**EXERCISE DIRECTIONS:** Each line below is to be copied exactly as it appears.

**RECORDS FOR THE TASK:**
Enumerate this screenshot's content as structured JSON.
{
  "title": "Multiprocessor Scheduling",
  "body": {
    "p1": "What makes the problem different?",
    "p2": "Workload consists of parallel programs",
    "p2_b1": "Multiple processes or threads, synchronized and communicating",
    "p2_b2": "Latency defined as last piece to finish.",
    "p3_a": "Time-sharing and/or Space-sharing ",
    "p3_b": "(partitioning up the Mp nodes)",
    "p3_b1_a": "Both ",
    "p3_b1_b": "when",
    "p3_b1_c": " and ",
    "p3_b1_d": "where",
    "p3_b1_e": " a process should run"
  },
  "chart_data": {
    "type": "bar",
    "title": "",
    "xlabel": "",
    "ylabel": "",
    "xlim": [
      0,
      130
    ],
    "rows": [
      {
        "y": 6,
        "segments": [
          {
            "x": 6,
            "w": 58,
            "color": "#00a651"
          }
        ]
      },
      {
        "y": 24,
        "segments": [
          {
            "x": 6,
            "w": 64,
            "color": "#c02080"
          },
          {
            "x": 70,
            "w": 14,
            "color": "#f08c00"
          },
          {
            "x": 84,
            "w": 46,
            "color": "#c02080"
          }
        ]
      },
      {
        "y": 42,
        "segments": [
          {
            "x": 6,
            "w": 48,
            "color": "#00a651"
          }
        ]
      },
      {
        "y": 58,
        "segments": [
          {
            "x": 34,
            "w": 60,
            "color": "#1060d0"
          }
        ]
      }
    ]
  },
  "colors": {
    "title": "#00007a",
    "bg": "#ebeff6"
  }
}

**REPLY:**
Enumerate this screenshot's content as structured JSON.
{
  "title": "Multiprocessor Scheduling",
  "body": {
    "p1": "What makes the problem different?",
    "p2": "Workload consists of parallel programs",
    "p2_b1": "Multiple processes or threads, synchronized and communicating",
    "p2_b2": "Latency defined as last piece to finish.",
    "p3_a": "Time-sharing and/or Space-sharing ",
    "p3_b": "(partitioning up the Mp nodes)",
    "p3_b1_a": "Both ",
    "p3_b1_b": "when",
    "p3_b1_c": " and ",
    "p3_b1_d": "where",
    "p3_b1_e": " a process should run"
  },
  "chart_data": {
    "type": "bar",
    "title": "",
    "xlabel": "",
    "ylabel": "",
    "xlim": [
      0,
      130
    ],
    "rows": [
      {
        "y": 6,
        "segments": [
          {
            "x": 6,
            "w": 58,
            "color": "#00a651"
          }
        ]
      },
      {
        "y": 24,
        "segments": [
          {
            "x": 6,
            "w": 64,
            "color": "#c02080"
          },
          {
            "x": 70,
            "w": 14,
            "color": "#f08c00"
          },
          {
            "x": 84,
            "w": 46,
            "color": "#c02080"
          }
        ]
      },
      {
        "y": 42,
        "segments": [
          {
            "x": 6,
            "w": 48,
            "color": "#00a651"
          }
        ]
      },
      {
        "y": 58,
        "segments": [
          {
            "x": 34,
            "w": 60,
            "color": "#1060d0"
          }
        ]
      }
    ]
  },
  "colors": {
    "title": "#00007a",
    "bg": "#ebeff6"
  }
}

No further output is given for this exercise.